The U.S. Occupational Safety and Health Administration Cold Stress Card provides a reference guide and recommendations to combat and prevent many illnesses and injuries. Free laminated copies are available by calling 800-321-OSHA.
Information provided by ISEA, Protection Update, Winter 2004.
Free guide for aggregate, asphalt producers
BMG Seltec is offering the new guide, Information and Automation Systems for Aggregate and Asphalt Producers.
This free resource guide details BMG Seltec's capabilities and complete family of products and services, including aggregate site automation systems, advanced solutions for asphalt producers, and information systems specifically designed to satisfy the unique operating requirements of asphalt and aggregate producers.
BMG Seltec is a provider of site automation controls, point-of-sale ticketing systems, and operations software all tailored exclusively for producers of aggregates and asphalt.
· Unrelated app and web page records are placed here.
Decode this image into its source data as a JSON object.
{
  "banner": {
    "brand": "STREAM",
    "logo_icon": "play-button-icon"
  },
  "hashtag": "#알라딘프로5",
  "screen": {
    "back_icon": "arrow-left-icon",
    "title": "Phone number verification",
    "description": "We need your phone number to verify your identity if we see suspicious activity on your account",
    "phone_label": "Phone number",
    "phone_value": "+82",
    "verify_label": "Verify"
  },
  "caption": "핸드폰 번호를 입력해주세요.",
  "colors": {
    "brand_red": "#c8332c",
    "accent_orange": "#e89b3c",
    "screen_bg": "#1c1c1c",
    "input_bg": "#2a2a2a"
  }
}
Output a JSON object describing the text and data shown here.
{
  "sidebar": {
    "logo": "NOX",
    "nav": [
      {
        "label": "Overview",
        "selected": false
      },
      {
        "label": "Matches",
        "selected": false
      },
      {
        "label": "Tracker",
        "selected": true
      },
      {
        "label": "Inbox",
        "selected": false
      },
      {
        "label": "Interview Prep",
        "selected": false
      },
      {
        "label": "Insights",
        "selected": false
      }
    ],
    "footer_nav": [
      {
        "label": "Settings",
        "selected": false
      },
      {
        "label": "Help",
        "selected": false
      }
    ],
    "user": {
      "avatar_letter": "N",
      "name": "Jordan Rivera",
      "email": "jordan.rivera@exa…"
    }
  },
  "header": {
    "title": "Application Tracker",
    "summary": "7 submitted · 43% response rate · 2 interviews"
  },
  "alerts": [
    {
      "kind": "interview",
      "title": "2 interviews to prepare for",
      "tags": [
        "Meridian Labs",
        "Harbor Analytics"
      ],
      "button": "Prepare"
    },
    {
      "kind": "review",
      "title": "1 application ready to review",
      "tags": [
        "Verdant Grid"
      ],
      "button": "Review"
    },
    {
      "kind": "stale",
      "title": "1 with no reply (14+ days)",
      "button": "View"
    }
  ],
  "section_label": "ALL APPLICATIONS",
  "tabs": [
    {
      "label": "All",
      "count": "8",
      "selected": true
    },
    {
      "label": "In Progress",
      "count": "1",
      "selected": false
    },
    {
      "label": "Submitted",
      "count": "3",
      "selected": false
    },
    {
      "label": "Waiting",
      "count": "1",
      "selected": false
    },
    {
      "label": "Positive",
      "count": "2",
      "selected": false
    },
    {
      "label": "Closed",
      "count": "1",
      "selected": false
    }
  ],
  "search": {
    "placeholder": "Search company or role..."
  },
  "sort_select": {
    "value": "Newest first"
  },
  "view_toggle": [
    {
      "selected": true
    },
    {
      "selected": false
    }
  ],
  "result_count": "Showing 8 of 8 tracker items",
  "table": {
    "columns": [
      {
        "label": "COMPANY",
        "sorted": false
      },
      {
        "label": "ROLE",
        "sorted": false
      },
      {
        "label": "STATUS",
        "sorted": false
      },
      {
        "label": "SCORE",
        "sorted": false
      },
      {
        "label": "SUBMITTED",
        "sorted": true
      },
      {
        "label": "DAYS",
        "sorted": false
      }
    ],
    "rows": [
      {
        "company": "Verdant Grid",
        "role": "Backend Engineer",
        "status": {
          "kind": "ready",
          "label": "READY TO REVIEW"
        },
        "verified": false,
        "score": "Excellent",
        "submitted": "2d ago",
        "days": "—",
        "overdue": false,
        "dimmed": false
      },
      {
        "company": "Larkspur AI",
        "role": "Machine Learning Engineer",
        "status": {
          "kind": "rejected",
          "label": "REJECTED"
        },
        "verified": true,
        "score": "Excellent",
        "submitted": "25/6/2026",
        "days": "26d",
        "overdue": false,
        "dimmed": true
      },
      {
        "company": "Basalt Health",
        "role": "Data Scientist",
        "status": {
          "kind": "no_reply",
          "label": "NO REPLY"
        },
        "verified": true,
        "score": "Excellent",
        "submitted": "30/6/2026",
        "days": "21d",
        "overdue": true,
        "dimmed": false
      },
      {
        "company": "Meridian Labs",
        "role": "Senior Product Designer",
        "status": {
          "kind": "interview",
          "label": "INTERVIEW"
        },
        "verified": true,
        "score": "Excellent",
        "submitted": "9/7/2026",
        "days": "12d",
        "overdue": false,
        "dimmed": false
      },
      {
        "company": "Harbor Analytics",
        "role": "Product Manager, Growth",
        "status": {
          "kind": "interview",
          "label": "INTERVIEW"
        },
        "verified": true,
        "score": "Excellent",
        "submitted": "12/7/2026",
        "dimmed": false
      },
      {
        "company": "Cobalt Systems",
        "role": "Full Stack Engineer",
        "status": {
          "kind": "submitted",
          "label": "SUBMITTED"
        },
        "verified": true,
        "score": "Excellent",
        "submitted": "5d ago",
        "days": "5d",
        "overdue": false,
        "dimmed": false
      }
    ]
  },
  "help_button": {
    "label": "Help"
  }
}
For more information contact BMG Seltec by calling (925) 373-3200 or visiting www.bmgseltec.com
Voters support transportation funding
Most voters asked at the ballot box November 2 whether they would support increasing their tax burden to fund transportation improvements said "yes." In total, the revenue measures would generate at least $28 billion in new revenue for transportation infrastructure work, an American Road & Transportation Builders Association (ARTBA) review finds.
Of the 55 transportation funding-related ballot initiatives in 21 states, 46 —more than 80 percent — asked voters to initiate, extend or increase taxes to fund transportation improvements. Thirty-six — 78 percent of the bond and tax measures — were approved.
This included all 12 bond measures proposed to raise capital for transportation projects. Voters in eight states approved 10 of 17 ballot measures that will levy a new tax dedicated to transportation programs. Approval to increase existing transportation-related taxes was given in five of seven ballot measures. Nine of 10 measures to increase existing transportation funding mechanisms were also approved.
And large majorities in two states — Missouri and California — told the state government to stop using highway user revenue to fund non-transportation programs or services, the association says.
A summary of these and other transportation measures decided November 2 can be accessed online at www.artba.org.